### WHAT TO DO
Nothing but the text of the records belongs in your answer: repeat all of it exactly and leave out the images.

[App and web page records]
■ ■ ■ ■ ■
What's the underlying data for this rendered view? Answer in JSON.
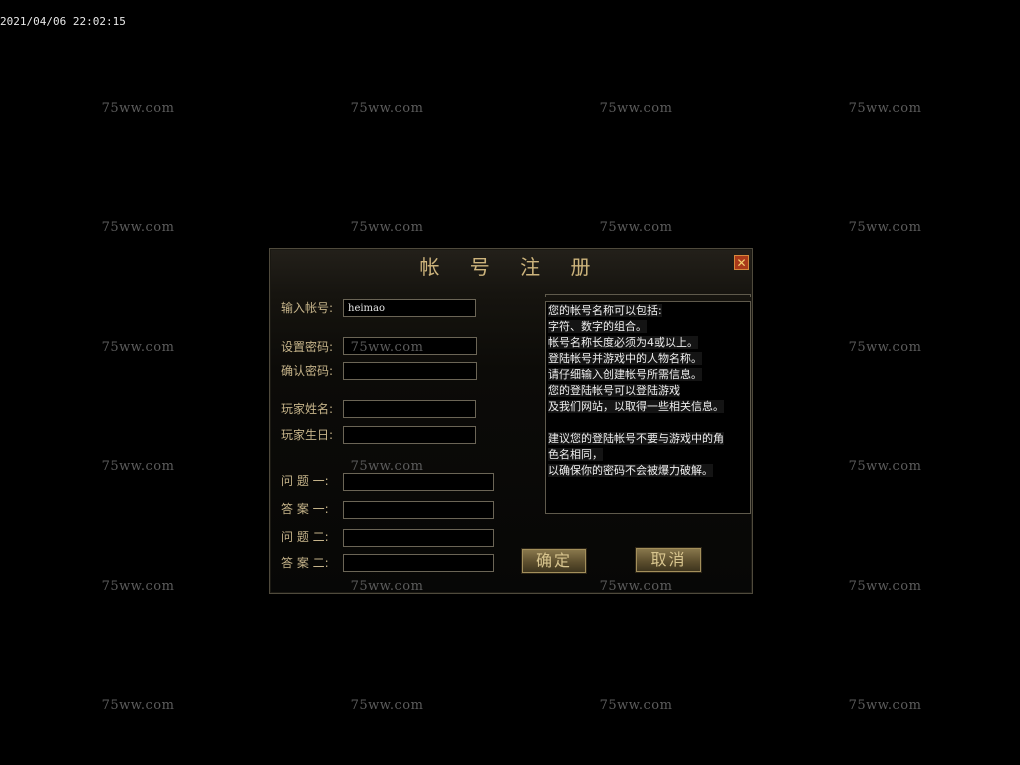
{
  "timestamp": "2021/04/06 22:02:15",
  "watermark": "75ww.com",
  "dialog": {
    "title": "帐 号 注 册",
    "close_symbol": "✕",
    "fields": {
      "account": {
        "label": "输入帐号:",
        "value": "heimao"
      },
      "password": {
        "label": "设置密码:",
        "value": ""
      },
      "confirm_password": {
        "label": "确认密码:",
        "value": ""
      },
      "player_name": {
        "label": "玩家姓名:",
        "value": ""
      },
      "player_birthday": {
        "label": "玩家生日:",
        "value": ""
      },
      "question1": {
        "label": "问 题 一:",
        "value": ""
      },
      "answer1": {
        "label": "答 案 一:",
        "value": ""
      },
      "question2": {
        "label": "问 题 二:",
        "value": ""
      },
      "answer2": {
        "label": "答 案 二:",
        "value": ""
      }
    },
    "info_lines": [
      "您的帐号名称可以包括:",
      "字符、数字的组合。",
      "帐号名称长度必须为4或以上。",
      "登陆帐号并游戏中的人物名称。",
      "请仔细输入创建帐号所需信息。",
      "您的登陆帐号可以登陆游戏",
      "及我们网站，以取得一些相关信息。",
      "",
      "建议您的登陆帐号不要与游戏中的角",
      "色名相同，",
      "以确保你的密码不会被爆力破解。"
    ],
    "ok_label": "确定",
    "cancel_label": "取消"
  },
  "colors": {
    "background": "#000000",
    "title_gold": "#cdb47c",
    "label_gold": "#c6b48a",
    "close_red": "#a93a1a"
  }
}
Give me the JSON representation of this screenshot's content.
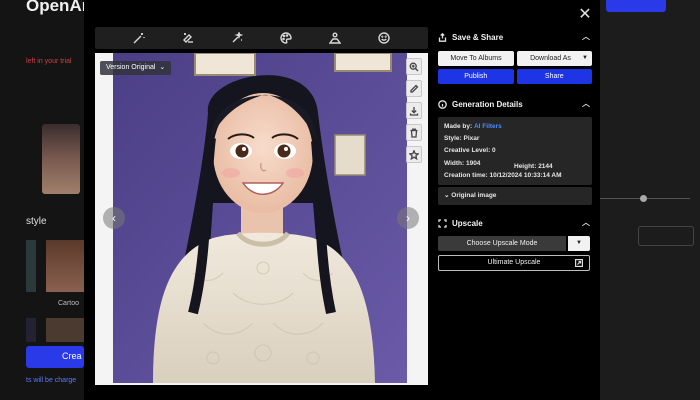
{
  "background": {
    "logo": "OpenArt",
    "hint": "left in your trial",
    "style_heading": "style",
    "cartoon_label": "Cartoo",
    "create_label": "Crea",
    "charge_note": "ts will be charge"
  },
  "viewer": {
    "version_label": "Version Original",
    "toolbar_icons": [
      "magic-wand-icon",
      "edit-erase-icon",
      "sparkle-edit-icon",
      "palette-icon",
      "person-pose-icon",
      "smile-icon"
    ],
    "side_icons": [
      "zoom-in-icon",
      "pencil-icon",
      "download-icon",
      "trash-icon",
      "star-icon"
    ],
    "prev_glyph": "‹",
    "next_glyph": "›",
    "close_glyph": "✕"
  },
  "save_share": {
    "title": "Save & Share",
    "move_label": "Move To Albums",
    "download_label": "Download As",
    "publish_label": "Publish",
    "share_label": "Share"
  },
  "details": {
    "title": "Generation Details",
    "made_by_label": "Made by:",
    "made_by_value": "AI Filters",
    "style_line": "Style: Pixar",
    "creative_line": "Creative Level: 0",
    "width_line": "Width: 1904",
    "height_line": "Height: 2144",
    "creation_line": "Creation time: 10/12/2024 10:33:14 AM",
    "original_label": "Original image"
  },
  "upscale": {
    "title": "Upscale",
    "mode_label": "Choose Upscale Mode",
    "ultimate_label": "Ultimate Upscale"
  },
  "colors": {
    "accent_blue": "#1e35e6",
    "link_blue": "#4a8cff",
    "panel_bg": "#000000"
  }
}
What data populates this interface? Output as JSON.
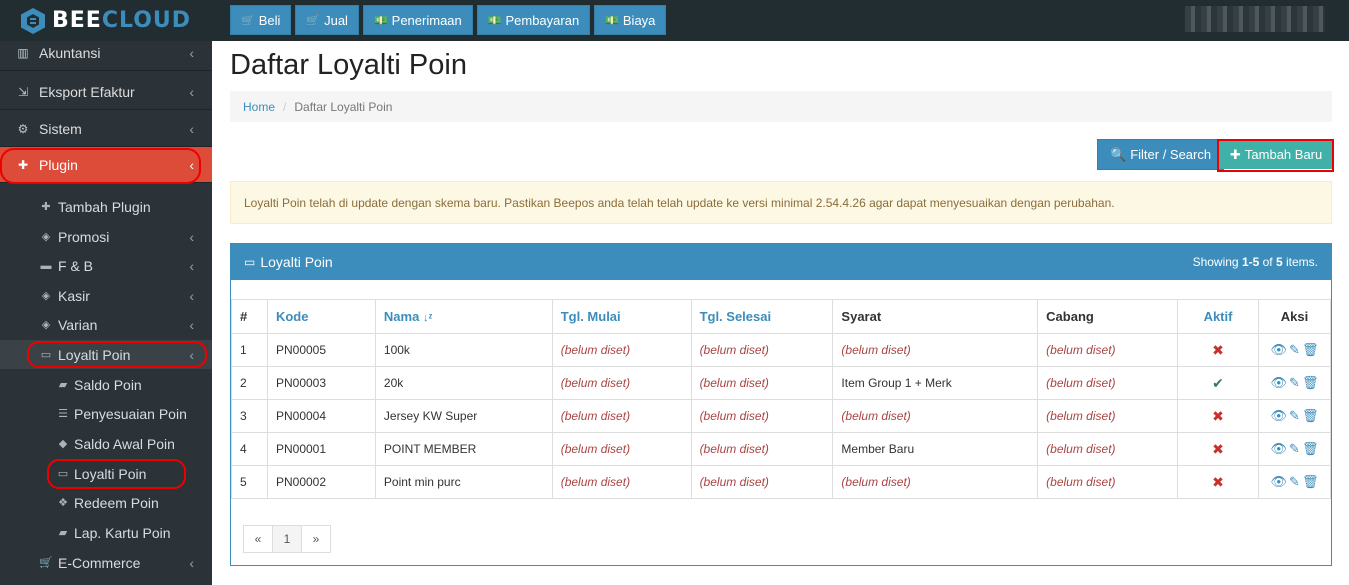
{
  "app": {
    "logo_text": "BEE",
    "logo_text_accent": "CLOUD"
  },
  "top_actions": [
    {
      "label": "Beli",
      "icon": "cart-icon"
    },
    {
      "label": "Jual",
      "icon": "cart-icon"
    },
    {
      "label": "Penerimaan",
      "icon": "money-icon"
    },
    {
      "label": "Pembayaran",
      "icon": "money-icon"
    },
    {
      "label": "Biaya",
      "icon": "money-icon"
    }
  ],
  "sidebar": {
    "items": [
      {
        "label": "Akuntansi",
        "icon": "bar-chart-icon"
      },
      {
        "label": "Eksport Efaktur",
        "icon": "export-icon"
      },
      {
        "label": "Sistem",
        "icon": "gears-icon"
      },
      {
        "label": "Plugin",
        "icon": "puzzle-icon"
      }
    ],
    "plugin_children": [
      {
        "label": "Tambah Plugin",
        "icon": "plus-icon"
      },
      {
        "label": "Promosi",
        "icon": "tags-icon"
      },
      {
        "label": "F & B",
        "icon": "keyboard-icon"
      },
      {
        "label": "Kasir",
        "icon": "tags-icon"
      },
      {
        "label": "Varian",
        "icon": "tags-icon"
      },
      {
        "label": "Loyalti Poin",
        "icon": "card-icon"
      }
    ],
    "loyalti_children": [
      {
        "label": "Saldo Poin",
        "icon": "book-icon"
      },
      {
        "label": "Penyesuaian Poin",
        "icon": "sliders-icon"
      },
      {
        "label": "Saldo Awal Poin",
        "icon": "tag-icon"
      },
      {
        "label": "Loyalti Poin",
        "icon": "card-icon"
      },
      {
        "label": "Redeem Poin",
        "icon": "gift-icon"
      },
      {
        "label": "Lap. Kartu Poin",
        "icon": "book-icon"
      }
    ],
    "ecommerce": {
      "label": "E-Commerce",
      "icon": "cart-icon"
    }
  },
  "page": {
    "title": "Daftar Loyalti Poin",
    "breadcrumb_home": "Home",
    "breadcrumb_current": "Daftar Loyalti Poin",
    "filter_label": "Filter / Search",
    "add_label": "Tambah Baru",
    "alert": "Loyalti Poin telah di update dengan skema baru. Pastikan Beepos anda telah telah update ke versi minimal 2.54.4.26 agar dapat menyesuaikan dengan perubahan."
  },
  "panel": {
    "title": "Loyalti Poin",
    "summary_prefix": "Showing ",
    "summary_range": "1-5",
    "summary_mid": " of ",
    "summary_total": "5",
    "summary_suffix": " items."
  },
  "table": {
    "headers": [
      "#",
      "Kode",
      "Nama",
      "Tgl. Mulai",
      "Tgl. Selesai",
      "Syarat",
      "Cabang",
      "Aktif",
      "Aksi"
    ],
    "rows": [
      {
        "no": "1",
        "kode": "PN00005",
        "nama": "100k",
        "mulai": "(belum diset)",
        "selesai": "(belum diset)",
        "syarat": "(belum diset)",
        "syarat_set": false,
        "cabang": "(belum diset)",
        "aktif": false
      },
      {
        "no": "2",
        "kode": "PN00003",
        "nama": "20k",
        "mulai": "(belum diset)",
        "selesai": "(belum diset)",
        "syarat": "Item Group 1 + Merk",
        "syarat_set": true,
        "cabang": "(belum diset)",
        "aktif": true
      },
      {
        "no": "3",
        "kode": "PN00004",
        "nama": "Jersey KW Super",
        "mulai": "(belum diset)",
        "selesai": "(belum diset)",
        "syarat": "(belum diset)",
        "syarat_set": false,
        "cabang": "(belum diset)",
        "aktif": false
      },
      {
        "no": "4",
        "kode": "PN00001",
        "nama": "POINT MEMBER",
        "mulai": "(belum diset)",
        "selesai": "(belum diset)",
        "syarat": "Member Baru",
        "syarat_set": true,
        "cabang": "(belum diset)",
        "aktif": false
      },
      {
        "no": "5",
        "kode": "PN00002",
        "nama": "Point min purc",
        "mulai": "(belum diset)",
        "selesai": "(belum diset)",
        "syarat": "(belum diset)",
        "syarat_set": false,
        "cabang": "(belum diset)",
        "aktif": false
      }
    ]
  },
  "pager": {
    "prev": "«",
    "current": "1",
    "next": "»"
  },
  "colors": {
    "primary": "#3c8dbc",
    "danger": "#dd4b39",
    "teal": "#3fb1a8",
    "sidebar": "#2c3338"
  }
}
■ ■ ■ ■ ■
### RESPONSE BOX
What's the underlying data for this rendered view? Answer in JSON.
{
  "timestamp": "2021/04/06 22:02:15",
  "watermark": "75ww.com",
  "dialog": {
    "title": "帐 号 注 册",
    "close_symbol": "✕",
    "fields": {
      "account": {
        "label": "输入帐号:",
        "value": "heimao"
      },
      "password": {
        "label": "设置密码:",
        "value": ""
      },
      "confirm_password": {
        "label": "确认密码:",
        "value": ""
      },
      "player_name": {
        "label": "玩家姓名:",
        "value": ""
      },
      "player_birthday": {
        "label": "玩家生日:",
        "value": ""
      },
      "question1": {
        "label": "问 题 一:",
        "value": ""
      },
      "answer1": {
        "label": "答 案 一:",
        "value": ""
      },
      "question2": {
        "label": "问 题 二:",
        "value": ""
      },
      "answer2": {
        "label": "答 案 二:",
        "value": ""
      }
    },
    "info_lines": [
      "您的帐号名称可以包括:",
      "字符、数字的组合。",
      "帐号名称长度必须为4或以上。",
      "登陆帐号并游戏中的人物名称。",
      "请仔细输入创建帐号所需信息。",
      "您的登陆帐号可以登陆游戏",
      "及我们网站，以取得一些相关信息。",
      "",
      "建议您的登陆帐号不要与游戏中的角",
      "色名相同，",
      "以确保你的密码不会被爆力破解。"
    ],
    "ok_label": "确定",
    "cancel_label": "取消"
  },
  "colors": {
    "background": "#000000",
    "title_gold": "#cdb47c",
    "label_gold": "#c6b48a",
    "close_red": "#a93a1a"
  }
}
Give me the JSON representation of this screenshot's content.
{
  "background": {
    "logo": "OpenArt",
    "hint": "left in your trial",
    "style_heading": "style",
    "cartoon_label": "Cartoo",
    "create_label": "Crea",
    "charge_note": "ts will be charge"
  },
  "viewer": {
    "version_label": "Version Original",
    "toolbar_icons": [
      "magic-wand-icon",
      "edit-erase-icon",
      "sparkle-edit-icon",
      "palette-icon",
      "person-pose-icon",
      "smile-icon"
    ],
    "side_icons": [
      "zoom-in-icon",
      "pencil-icon",
      "download-icon",
      "trash-icon",
      "star-icon"
    ],
    "prev_glyph": "‹",
    "next_glyph": "›",
    "close_glyph": "✕"
  },
  "save_share": {
    "title": "Save & Share",
    "move_label": "Move To Albums",
    "download_label": "Download As",
    "publish_label": "Publish",
    "share_label": "Share"
  },
  "details": {
    "title": "Generation Details",
    "made_by_label": "Made by:",
    "made_by_value": "AI Filters",
    "style_line": "Style: Pixar",
    "creative_line": "Creative Level: 0",
    "width_line": "Width: 1904",
    "height_line": "Height: 2144",
    "creation_line": "Creation time: 10/12/2024 10:33:14 AM",
    "original_label": "Original image"
  },
  "upscale": {
    "title": "Upscale",
    "mode_label": "Choose Upscale Mode",
    "ultimate_label": "Ultimate Upscale"
  },
  "colors": {
    "accent_blue": "#1e35e6",
    "link_blue": "#4a8cff",
    "panel_bg": "#000000"
  }
}
What data populates this interface? Output as JSON.
{
  "app": {
    "logo_text": "BEE",
    "logo_text_accent": "CLOUD"
  },
  "top_actions": [
    {
      "label": "Beli",
      "icon": "cart-icon"
    },
    {
      "label": "Jual",
      "icon": "cart-icon"
    },
    {
      "label": "Penerimaan",
      "icon": "money-icon"
    },
    {
      "label": "Pembayaran",
      "icon": "money-icon"
    },
    {
      "label": "Biaya",
      "icon": "money-icon"
    }
  ],
  "sidebar": {
    "items": [
      {
        "label": "Akuntansi",
        "icon": "bar-chart-icon"
      },
      {
        "label": "Eksport Efaktur",
        "icon": "export-icon"
      },
      {
        "label": "Sistem",
        "icon": "gears-icon"
      },
      {
        "label": "Plugin",
        "icon": "puzzle-icon"
      }
    ],
    "plugin_children": [
      {
        "label": "Tambah Plugin",
        "icon": "plus-icon"
      },
      {
        "label": "Promosi",
        "icon": "tags-icon"
      },
      {
        "label": "F & B",
        "icon": "keyboard-icon"
      },
      {
        "label": "Kasir",
        "icon": "tags-icon"
      },
      {
        "label": "Varian",
        "icon": "tags-icon"
      },
      {
        "label": "Loyalti Poin",
        "icon": "card-icon"
      }
    ],
    "loyalti_children": [
      {
        "label": "Saldo Poin",
        "icon": "book-icon"
      },
      {
        "label": "Penyesuaian Poin",
        "icon": "sliders-icon"
      },
      {
        "label": "Saldo Awal Poin",
        "icon": "tag-icon"
      },
      {
        "label": "Loyalti Poin",
        "icon": "card-icon"
      },
      {
        "label": "Redeem Poin",
        "icon": "gift-icon"
      },
      {
        "label": "Lap. Kartu Poin",
        "icon": "book-icon"
      }
    ],
    "ecommerce": {
      "label": "E-Commerce",
      "icon": "cart-icon"
    }
  },
  "page": {
    "title": "Daftar Loyalti Poin",
    "breadcrumb_home": "Home",
    "breadcrumb_current": "Daftar Loyalti Poin",
    "filter_label": "Filter / Search",
    "add_label": "Tambah Baru",
    "alert": "Loyalti Poin telah di update dengan skema baru. Pastikan Beepos anda telah telah update ke versi minimal 2.54.4.26 agar dapat menyesuaikan dengan perubahan."
  },
  "panel": {
    "title": "Loyalti Poin",
    "summary_prefix": "Showing ",
    "summary_range": "1-5",
    "summary_mid": " of ",
    "summary_total": "5",
    "summary_suffix": " items."
  },
  "table": {
    "headers": [
      "#",
      "Kode",
      "Nama",
      "Tgl. Mulai",
      "Tgl. Selesai",
      "Syarat",
      "Cabang",
      "Aktif",
      "Aksi"
    ],
    "rows": [
      {
        "no": "1",
        "kode": "PN00005",
        "nama": "100k",
        "mulai": "(belum diset)",
        "selesai": "(belum diset)",
        "syarat": "(belum diset)",
        "syarat_set": false,
        "cabang": "(belum diset)",
        "aktif": false
      },
      {
        "no": "2",
        "kode": "PN00003",
        "nama": "20k",
        "mulai": "(belum diset)",
        "selesai": "(belum diset)",
        "syarat": "Item Group 1 + Merk",
        "syarat_set": true,
        "cabang": "(belum diset)",
        "aktif": true
      },
      {
        "no": "3",
        "kode": "PN00004",
        "nama": "Jersey KW Super",
        "mulai": "(belum diset)",
        "selesai": "(belum diset)",
        "syarat": "(belum diset)",
        "syarat_set": false,
        "cabang": "(belum diset)",
        "aktif": false
      },
      {
        "no": "4",
        "kode": "PN00001",
        "nama": "POINT MEMBER",
        "mulai": "(belum diset)",
        "selesai": "(belum diset)",
        "syarat": "Member Baru",
        "syarat_set": true,
        "cabang": "(belum diset)",
        "aktif": false
      },
      {
        "no": "5",
        "kode": "PN00002",
        "nama": "Point min purc",
        "mulai": "(belum diset)",
        "selesai": "(belum diset)",
        "syarat": "(belum diset)",
        "syarat_set": false,
        "cabang": "(belum diset)",
        "aktif": false
      }
    ]
  },
  "pager": {
    "prev": "«",
    "current": "1",
    "next": "»"
  },
  "colors": {
    "primary": "#3c8dbc",
    "danger": "#dd4b39",
    "teal": "#3fb1a8",
    "sidebar": "#2c3338"
  }
}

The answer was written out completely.